» Requirement:
Nothing in the entries may differ when you return them.

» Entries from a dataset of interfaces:

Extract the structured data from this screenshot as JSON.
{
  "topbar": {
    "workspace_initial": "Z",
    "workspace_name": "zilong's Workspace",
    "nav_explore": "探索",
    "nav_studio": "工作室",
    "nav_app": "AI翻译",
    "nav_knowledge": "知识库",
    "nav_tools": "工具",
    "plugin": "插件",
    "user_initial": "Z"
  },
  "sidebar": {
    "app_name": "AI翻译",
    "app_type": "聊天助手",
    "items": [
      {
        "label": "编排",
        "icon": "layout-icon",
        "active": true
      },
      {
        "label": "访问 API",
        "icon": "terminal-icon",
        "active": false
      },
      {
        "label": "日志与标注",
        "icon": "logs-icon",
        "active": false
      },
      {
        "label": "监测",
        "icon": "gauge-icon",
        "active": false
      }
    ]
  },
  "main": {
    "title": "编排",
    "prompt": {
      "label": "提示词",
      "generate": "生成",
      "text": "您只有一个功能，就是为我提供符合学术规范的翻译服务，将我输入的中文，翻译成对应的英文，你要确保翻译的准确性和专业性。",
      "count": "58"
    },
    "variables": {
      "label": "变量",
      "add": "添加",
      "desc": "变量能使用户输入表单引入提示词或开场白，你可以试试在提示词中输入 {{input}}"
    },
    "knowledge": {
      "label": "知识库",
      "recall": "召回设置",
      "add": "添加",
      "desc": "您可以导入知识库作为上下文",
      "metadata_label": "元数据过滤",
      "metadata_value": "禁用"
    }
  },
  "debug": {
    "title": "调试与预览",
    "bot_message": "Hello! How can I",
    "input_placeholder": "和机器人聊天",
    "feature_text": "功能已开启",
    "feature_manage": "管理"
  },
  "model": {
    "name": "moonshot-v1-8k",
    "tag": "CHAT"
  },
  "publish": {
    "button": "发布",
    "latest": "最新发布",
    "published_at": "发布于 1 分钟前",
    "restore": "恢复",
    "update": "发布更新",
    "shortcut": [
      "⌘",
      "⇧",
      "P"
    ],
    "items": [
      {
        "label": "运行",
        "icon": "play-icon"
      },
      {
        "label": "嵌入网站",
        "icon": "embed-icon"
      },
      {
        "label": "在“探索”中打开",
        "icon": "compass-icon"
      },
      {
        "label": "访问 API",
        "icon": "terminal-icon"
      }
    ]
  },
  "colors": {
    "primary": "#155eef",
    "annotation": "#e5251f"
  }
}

» Final answer:
Extract the structured data from this screenshot as JSON.
{
  "topbar": {
    "workspace_initial": "Z",
    "workspace_name": "zilong's Workspace",
    "nav_explore": "探索",
    "nav_studio": "工作室",
    "nav_app": "AI翻译",
    "nav_knowledge": "知识库",
    "nav_tools": "工具",
    "plugin": "插件",
    "user_initial": "Z"
  },
  "sidebar": {
    "app_name": "AI翻译",
    "app_type": "聊天助手",
    "items": [
      {
        "label": "编排",
        "icon": "layout-icon",
        "active": true
      },
      {
        "label": "访问 API",
        "icon": "terminal-icon",
        "active": false
      },
      {
        "label": "日志与标注",
        "icon": "logs-icon",
        "active": false
      },
      {
        "label": "监测",
        "icon": "gauge-icon",
        "active": false
      }
    ]
  },
  "main": {
    "title": "编排",
    "prompt": {
      "label": "提示词",
      "generate": "生成",
      "text": "您只有一个功能，就是为我提供符合学术规范的翻译服务，将我输入的中文，翻译成对应的英文，你要确保翻译的准确性和专业性。",
      "count": "58"
    },
    "variables": {
      "label": "变量",
      "add": "添加",
      "desc": "变量能使用户输入表单引入提示词或开场白，你可以试试在提示词中输入 {{input}}"
    },
    "knowledge": {
      "label": "知识库",
      "recall": "召回设置",
      "add": "添加",
      "desc": "您可以导入知识库作为上下文",
      "metadata_label": "元数据过滤",
      "metadata_value": "禁用"
    }
  },
  "debug": {
    "title": "调试与预览",
    "bot_message": "Hello! How can I",
    "input_placeholder": "和机器人聊天",
    "feature_text": "功能已开启",
    "feature_manage": "管理"
  },
  "model": {
    "name": "moonshot-v1-8k",
    "tag": "CHAT"
  },
  "publish": {
    "button": "发布",
    "latest": "最新发布",
    "published_at": "发布于 1 分钟前",
    "restore": "恢复",
    "update": "发布更新",
    "shortcut": [
      "⌘",
      "⇧",
      "P"
    ],
    "items": [
      {
        "label": "运行",
        "icon": "play-icon"
      },
      {
        "label": "嵌入网站",
        "icon": "embed-icon"
      },
      {
        "label": "在“探索”中打开",
        "icon": "compass-icon"
      },
      {
        "label": "访问 API",
        "icon": "terminal-icon"
      }
    ]
  },
  "colors": {
    "primary": "#155eef",
    "annotation": "#e5251f"
  }
}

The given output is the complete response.